Poverty: Opportunities for Youth
Redefining the life trajectories of America’s impoverished young adults
A 16-year-old drops out of high school because she can’t afford to purchase the required uniform. A teenager lives in a car after he and his family lose their home. Still another is juggling the demands of school with being a single mom. Nearly 14% of the U.S. population lives in poverty, defined as making an annual income of less than $24,600 for a family of four. The effects are long-lasting: Individuals living in poverty are more likely to experience violence, be in foster care, drop out of high school, be unemployed, develop type 2 diabetes, and rely on social services. Youth are the most vulnerable; one out of every five kids under the age of 18 in the U.S. lives in such scarcity.
On their own, the numbers may sound depressing. But there is hope. In this section, we focus on poverty as it specifically affects young adults, and by extension, their children. We do so because intervention at this stage presents an exceptional opportunity to shift life trajectories and potentially break the cycle of impoverishment.

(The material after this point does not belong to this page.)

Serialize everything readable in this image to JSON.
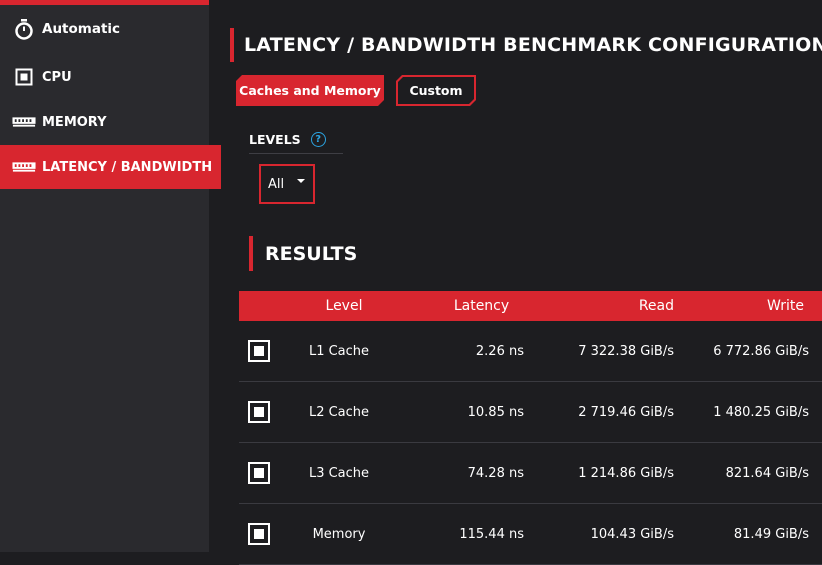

In the following pages we highlight five organizations that connect particularly vulnerable young people—youth aging out of foster care; unemployed and under-skilled young adults; those returning from prison; high school dropouts; and young, first time (often single) parents—to opportunities and support systems that promote greater personal and economic stability.
New research indicates that our brains are not fully formed until we reach our early 20s—a fact that helps explain some dubious decision-making among teens and young adults. It also means that there is room to build in better mental habits and behaviors. If young adults are more stable, personally and economically, not only do they benefit, but so do any current or eventual children who have a better shot at growing up in a supportive environment.
In supporting the work of the organizations mentioned below, donors can help young people at critical stages of their lives and assist them in reaching their untapped potential. As one such young adult described her transformation from high school dropout (because she couldn’t afford the uniform) to exotic dancer to salutatorian of YouthBuild Philadelphia Charter School’s Class of 2014: “I really wish you could meet all the young people I know. Because, to you, my story is so amazing. But it’s a life that I’m used to. It’s all I know. If you think I’m amazing, I wish you could invest and see the people I know, because they are phenomenal.”